pitch-me

Are you using sales terminology that was created in the last century?  Does your sales language reflect the professionalism that you must have today to resonate with prospects and customers?

What do you imagine your customers or prospects think when you tell them you want to ‘pitch’ them?  How do you think they feel when you refer to the proposal you are presenting as a ‘deal’?

What does a prospect think when you call them and refer to them as a lead when they were simply requesting information?

Does the language you use reinforce in the minds of buyers and prospects that you are only looking for a sale?  Or, do they appreciate someone who speaks to them as someone who is interested in their challenges, problem, or opportunities?

Today’s sales professionals use language that focuses on collaborating to find the right solution for their customers not on finding the best deal for themselves.  They view requests for information as just that and do not consider the request to be a lead.  They view it as an opportunity to answer questions and find appropriate solutions.  And when the present their solution they never refer to it as a ‘pitch’.

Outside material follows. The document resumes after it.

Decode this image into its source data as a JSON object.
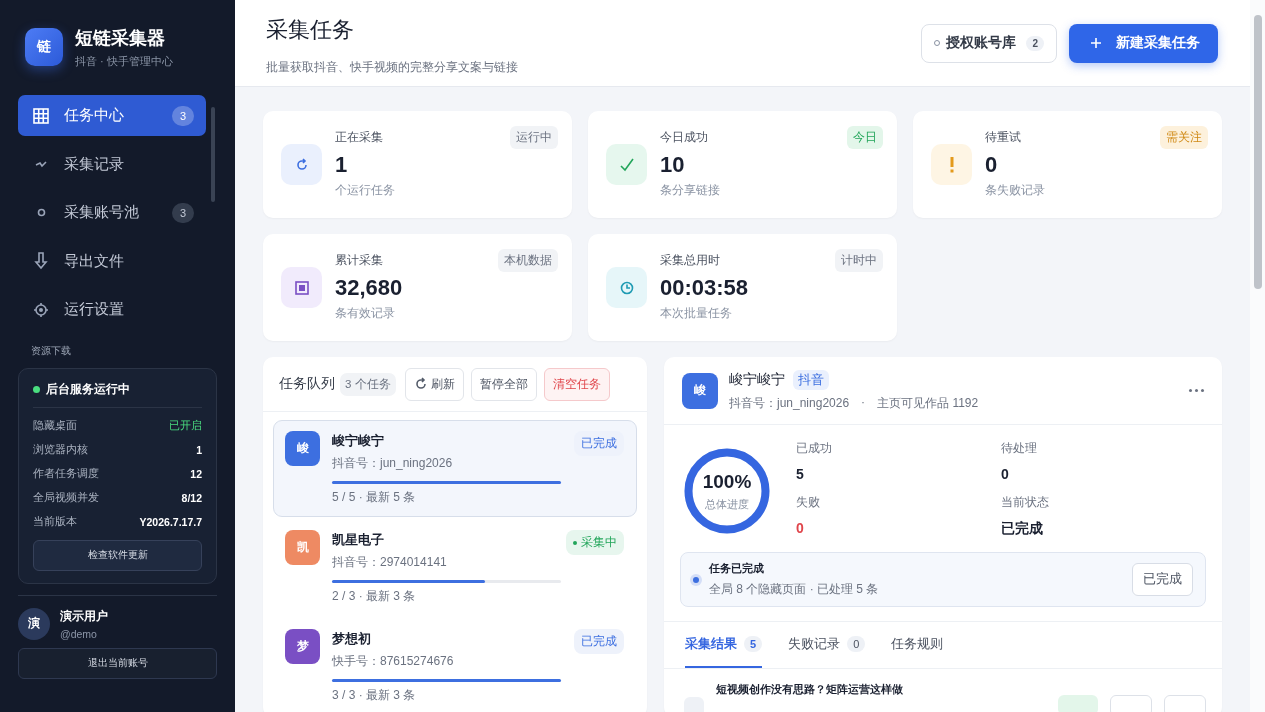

There is a distinct difference in the mindset of a sales person who ‘pitches’ and of the sales professional who provides service, recommends solutions, and collaborates with his or her customers.

This is the second decade of the twenty-first century.  Have you evolved?  Or are you still out their ‘pitching’?

Harrison Greene is the founder of Unique Selling Systems and helps prepare sales people today for the Future of Sales tomorrow.  He can be reached at 508-400-6193 or by email at harrison@uniquesellingsystems.com.